Why I Love It: A stranger stopped me in Franklin Park at lunch a couple of weeks ago and asked me which truck he should choose. I asked him if he was hungry. He said yes. I said to go to Basil Thyme. It’s a hearty meal that he would not believe came from a truck. I remember the first time I had a square of Basil Thyme’s “Linda,” a traditional lasagna with seasoned beef. It was Summer 2011 and I was starting to get into food trucks, but so far hadn’t been very impressed. I was in my office, door closed, alternating between taking perfect bites of sweet-savory lasagna and staring at the container with furrowed brow. I did not understand how it could be so fresh and so good. I still feel the same way. This lasagna is not some Stouffer’s meat-cheese bomb (though that kind of lasagna has its place) – it’s extremely fresh tasting, probably due to the basil and other herbs, and manages to taste light while still being a very satisfying, filling meal. I really don’t know how they do it, but they do it very, very well.
Favorite Menu Items: It’s hard for me not to get the traditional Linda, but another favorite lasagna is the Catena (chicken with wine, shallots, and spinach).
How Much To Order: I almost always get the combo for about $12: a square of lasagna, a freshly composed garden salad with house vinaigrette, and the cannoli of the day. I eat it all and feel full for the rest of the day.
Tops American Food Company
Why I Love It: A smoky, spicy sausage sandwich is usually a treat reserved for the summer. Tops has brought the joy of sausage hoagies to my workaday world.

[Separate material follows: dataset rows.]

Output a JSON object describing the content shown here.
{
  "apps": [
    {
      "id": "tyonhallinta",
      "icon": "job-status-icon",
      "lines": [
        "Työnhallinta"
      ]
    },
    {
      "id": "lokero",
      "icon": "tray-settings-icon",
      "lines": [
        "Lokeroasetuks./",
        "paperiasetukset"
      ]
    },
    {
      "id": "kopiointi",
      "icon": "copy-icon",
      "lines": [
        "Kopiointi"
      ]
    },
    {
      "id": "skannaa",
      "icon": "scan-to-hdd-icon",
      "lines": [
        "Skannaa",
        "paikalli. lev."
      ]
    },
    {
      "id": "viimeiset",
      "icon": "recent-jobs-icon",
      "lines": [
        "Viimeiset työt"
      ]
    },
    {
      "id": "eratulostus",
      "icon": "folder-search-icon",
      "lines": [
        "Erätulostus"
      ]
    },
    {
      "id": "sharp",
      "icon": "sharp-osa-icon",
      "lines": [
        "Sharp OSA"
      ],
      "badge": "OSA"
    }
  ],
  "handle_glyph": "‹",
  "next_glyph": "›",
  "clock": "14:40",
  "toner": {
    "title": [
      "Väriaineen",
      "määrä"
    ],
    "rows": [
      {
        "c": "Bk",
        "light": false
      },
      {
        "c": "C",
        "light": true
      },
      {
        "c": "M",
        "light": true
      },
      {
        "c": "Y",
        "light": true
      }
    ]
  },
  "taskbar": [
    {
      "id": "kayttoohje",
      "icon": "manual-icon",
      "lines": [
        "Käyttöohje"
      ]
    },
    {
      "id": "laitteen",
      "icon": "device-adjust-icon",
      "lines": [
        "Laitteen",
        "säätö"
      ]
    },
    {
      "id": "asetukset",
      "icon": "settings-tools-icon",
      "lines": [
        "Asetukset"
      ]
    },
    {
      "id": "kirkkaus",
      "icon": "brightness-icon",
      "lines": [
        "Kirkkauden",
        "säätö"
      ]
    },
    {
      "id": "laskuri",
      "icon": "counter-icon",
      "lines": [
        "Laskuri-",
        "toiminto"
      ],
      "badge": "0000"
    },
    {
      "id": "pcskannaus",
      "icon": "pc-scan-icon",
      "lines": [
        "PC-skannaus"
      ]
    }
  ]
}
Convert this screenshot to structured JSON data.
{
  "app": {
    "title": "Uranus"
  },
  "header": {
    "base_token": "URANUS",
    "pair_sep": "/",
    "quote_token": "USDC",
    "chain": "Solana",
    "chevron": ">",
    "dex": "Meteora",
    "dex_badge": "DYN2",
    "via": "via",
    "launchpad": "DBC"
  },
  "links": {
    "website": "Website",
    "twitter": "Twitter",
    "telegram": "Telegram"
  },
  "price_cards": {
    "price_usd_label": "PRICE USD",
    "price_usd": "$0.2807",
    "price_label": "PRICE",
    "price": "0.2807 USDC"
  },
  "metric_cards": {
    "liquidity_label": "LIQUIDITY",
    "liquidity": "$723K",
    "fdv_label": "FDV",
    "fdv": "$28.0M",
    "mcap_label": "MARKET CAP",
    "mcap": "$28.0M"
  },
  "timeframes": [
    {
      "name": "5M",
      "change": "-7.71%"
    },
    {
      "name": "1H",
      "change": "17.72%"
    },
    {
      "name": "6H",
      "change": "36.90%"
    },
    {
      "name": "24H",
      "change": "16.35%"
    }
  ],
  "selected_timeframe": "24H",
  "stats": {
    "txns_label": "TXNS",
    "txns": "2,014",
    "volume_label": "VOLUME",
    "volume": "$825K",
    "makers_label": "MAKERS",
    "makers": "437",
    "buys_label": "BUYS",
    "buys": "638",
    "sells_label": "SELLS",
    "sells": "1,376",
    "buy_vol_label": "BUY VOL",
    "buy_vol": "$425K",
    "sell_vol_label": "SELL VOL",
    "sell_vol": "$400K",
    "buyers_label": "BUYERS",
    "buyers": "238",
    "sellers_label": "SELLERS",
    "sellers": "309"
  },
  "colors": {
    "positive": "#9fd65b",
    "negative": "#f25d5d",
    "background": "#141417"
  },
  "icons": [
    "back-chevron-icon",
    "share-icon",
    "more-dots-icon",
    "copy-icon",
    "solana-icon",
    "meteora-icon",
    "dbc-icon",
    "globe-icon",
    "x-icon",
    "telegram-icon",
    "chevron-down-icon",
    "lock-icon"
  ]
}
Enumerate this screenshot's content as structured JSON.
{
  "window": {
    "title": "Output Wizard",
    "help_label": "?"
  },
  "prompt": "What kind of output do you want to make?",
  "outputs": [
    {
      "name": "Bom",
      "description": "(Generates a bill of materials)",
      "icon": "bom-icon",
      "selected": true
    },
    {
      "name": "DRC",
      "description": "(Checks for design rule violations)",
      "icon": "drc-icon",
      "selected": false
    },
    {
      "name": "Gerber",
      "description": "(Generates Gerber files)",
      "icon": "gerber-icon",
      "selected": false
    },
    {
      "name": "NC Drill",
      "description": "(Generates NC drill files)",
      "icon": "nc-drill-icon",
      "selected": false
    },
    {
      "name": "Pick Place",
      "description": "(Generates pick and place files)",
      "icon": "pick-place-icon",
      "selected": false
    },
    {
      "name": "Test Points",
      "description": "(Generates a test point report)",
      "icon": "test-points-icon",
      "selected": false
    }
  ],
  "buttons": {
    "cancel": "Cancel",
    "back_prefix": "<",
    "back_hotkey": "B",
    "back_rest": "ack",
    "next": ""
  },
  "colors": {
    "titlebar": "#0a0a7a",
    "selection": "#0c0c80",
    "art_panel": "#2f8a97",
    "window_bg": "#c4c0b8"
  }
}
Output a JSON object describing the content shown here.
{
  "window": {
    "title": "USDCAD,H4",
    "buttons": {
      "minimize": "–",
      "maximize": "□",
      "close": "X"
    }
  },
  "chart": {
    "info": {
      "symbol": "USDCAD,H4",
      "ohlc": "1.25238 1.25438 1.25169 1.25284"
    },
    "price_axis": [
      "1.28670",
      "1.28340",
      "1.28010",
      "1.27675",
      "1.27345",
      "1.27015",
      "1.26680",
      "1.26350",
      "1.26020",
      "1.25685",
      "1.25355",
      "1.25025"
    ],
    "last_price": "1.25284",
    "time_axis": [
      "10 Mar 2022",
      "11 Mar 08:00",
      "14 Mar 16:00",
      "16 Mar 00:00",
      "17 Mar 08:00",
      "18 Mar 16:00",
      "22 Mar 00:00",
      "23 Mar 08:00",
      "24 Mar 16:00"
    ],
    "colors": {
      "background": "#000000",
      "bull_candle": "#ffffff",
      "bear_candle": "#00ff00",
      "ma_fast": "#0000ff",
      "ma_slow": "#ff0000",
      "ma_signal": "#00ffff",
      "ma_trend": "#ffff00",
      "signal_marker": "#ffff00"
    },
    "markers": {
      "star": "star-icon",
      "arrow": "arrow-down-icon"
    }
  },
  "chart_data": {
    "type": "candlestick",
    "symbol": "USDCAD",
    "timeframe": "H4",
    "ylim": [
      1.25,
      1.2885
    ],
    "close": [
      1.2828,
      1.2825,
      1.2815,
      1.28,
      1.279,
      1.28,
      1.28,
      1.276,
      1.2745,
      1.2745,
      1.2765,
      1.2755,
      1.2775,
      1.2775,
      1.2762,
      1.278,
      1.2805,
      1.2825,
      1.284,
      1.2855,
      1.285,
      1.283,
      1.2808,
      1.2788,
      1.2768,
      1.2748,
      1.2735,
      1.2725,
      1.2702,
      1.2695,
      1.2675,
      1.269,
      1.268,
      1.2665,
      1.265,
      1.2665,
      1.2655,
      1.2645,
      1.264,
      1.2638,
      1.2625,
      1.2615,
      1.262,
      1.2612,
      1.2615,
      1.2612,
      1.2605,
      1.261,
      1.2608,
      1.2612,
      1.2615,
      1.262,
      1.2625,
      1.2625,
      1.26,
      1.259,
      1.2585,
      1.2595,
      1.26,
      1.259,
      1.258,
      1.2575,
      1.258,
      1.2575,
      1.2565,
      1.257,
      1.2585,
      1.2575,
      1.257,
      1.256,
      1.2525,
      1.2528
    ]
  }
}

Eating at Tops is not only fun, it’s delicious. They are not selling the generic links of the carnie-circuit, but rather spicy, bold sausages sourced from Alexandria’s Logan’s Sausage Company. The bread is big and chewy and always fresh. It’s also a nearly perfect lunch food–tasty and filling, but not so heavy that you need a nap afterwards. The truck’s design is very simple, unlike many other trucks: it’s red with a big wooden sign that says “Handmade Sausages.” It doesn’t say “Tops American Food Company” in any prominent location. Be on the lookout for this humble truck.
Favorite Menu Item: Regular italian sausage sandwich. It comes topped with diced onions, tomatoes, and green peppers.
How Much To Order: 1 sausage hoagie for $7. Try to find a friend who wants one, too, so you can get the 2 for $10 deal.
How to Find It: Twitter: @TopsTrucks
Why just four trucks? I had a fifth (Pinup Panini), but it recently closed its window for good out of concern that it couldn’t survive the new proposed D.C. food truck regulations. D.C. is in the process of determining how to regulate the trucks and District agencies have proposed regulations that many truck owners fear could cost them their business. (If you frequent the trucks, you’ve probably had your lunch container stuck with a “Save D.C. Food Trucks” sticker.) Currently, trucks have a lot of freedom to roam and park, but the new regs would put limits on the number of trucks in the downtown hotspots and create other restrictions on where and when trucks can do business. The proposed regulations come up for a vote on June 22. My hope is that the District and the entrepreneurs can reach a compromise. My plan is to hit the trucks as much as possible before June 22 just in case they can’t.
A final note: many thanks to my friend Rachel for helping me make this list and joining me on countless truck runs, though if it were up to her, this post would just be about the joys of Phillie’s Phamous (a must-try if you’re a cheese steak fan).